The Hippies Who Meant It
An unconventional introduction
You can find a glimpse of the world of The Hippies Who Meant if you go to Andrea’s Gypsy YaYa page about the Domes of the South Mountain here and carry on to the lengthy exchange of comments at the end of the photo essay, you will find more than just nostalgia for a decade gone. Andrea, whose blog is about decorating one’s personal space, is a next generation example of the best in hippiness: the desire to make something beautiful out of one’s family, home and life.
The Hippies Who Meant It is fiction, but it reflects much that really happened, and is still happening.
A more conventional introduction
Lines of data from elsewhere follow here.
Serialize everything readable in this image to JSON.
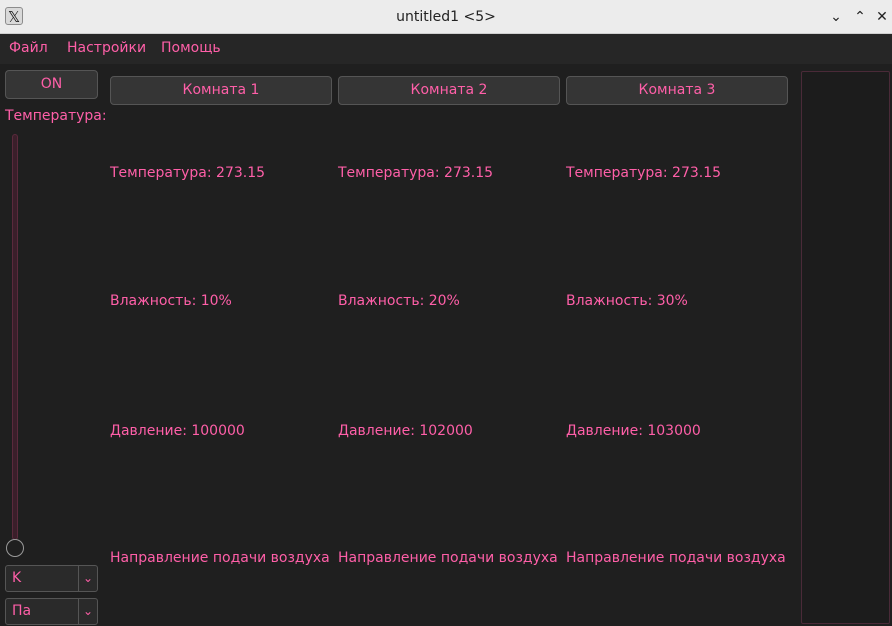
{
  "window": {
    "title": "untitled1 <5>",
    "app_icon": "𝕏",
    "minimize": "⌄",
    "maximize": "⌃",
    "close": "✕"
  },
  "menu": {
    "file": "Файл",
    "settings": "Настройки",
    "help": "Помощь"
  },
  "controls": {
    "on_label": "ON",
    "temperature_label": "Температура:",
    "temp_unit": "K",
    "pressure_unit": "Па",
    "dropdown_arrow": "⌄"
  },
  "rooms": [
    {
      "name": "Комната 1",
      "temperature": "Температура: 273.15",
      "humidity": "Влажность: 10%",
      "pressure": "Давление: 100000",
      "air_direction": "Направление подачи воздуха"
    },
    {
      "name": "Комната 2",
      "temperature": "Температура: 273.15",
      "humidity": "Влажность: 20%",
      "pressure": "Давление: 102000",
      "air_direction": "Направление подачи воздуха"
    },
    {
      "name": "Комната 3",
      "temperature": "Температура: 273.15",
      "humidity": "Влажность: 30%",
      "pressure": "Давление: 103000",
      "air_direction": "Направление подачи воздуха"
    }
  ],
  "colors": {
    "accent_text": "#ff5fa8",
    "background": "#1f1f1f",
    "titlebar": "#ececec"
  }
}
The following kind assessment is by Sylvia McCluskey, editor extraordinary, who plowed her way through the MS, reconciling it to standard literary practice with great skill, despite provocation never once descending to the level of commenting, “That’s the umpteenth time you’ve made that comma mistake, you dimwit!”
The Hippies Who Meant It is a novel that takes readers through the life experiences of a number of young people within the hippie culture of 1960s Nova Scotia, all of whom, after harrowing experiences in their own histories, come together and make a life for themselves. The story is viewed through the eyes of multiple parties as they seek escape, solace, self-discovery, personal growth, and new beginnings as a means of finding their place in life and ultimately making peace with their pasts, all against a backdrop of rampant social change, survival and family issues, injustice and prejudice, the emotional impacts of war, and the burden of self-expectations.
We watch the impressions and insights of the main characters as they evolve, heal, and navigate the joys and challenges of their experiences, which in many ways reflect the reality of all our lives—love, death, fear, friendship, betrayal, despair—making the story very relatable, and I believe it will resonate strongly with the targeted readers. The twists and turns of the main characters’ respective personal journeys are often unexpected and surprising; they weave an intriguing tapestry that keeps the reader turning the pages. One cannot but root for them as they make their way through their often bewildering emotional and physical struggles to ultimately triumph.
Sylvia has my unstinting recommendation. Find her website at: http://www.ladysilverediting.com.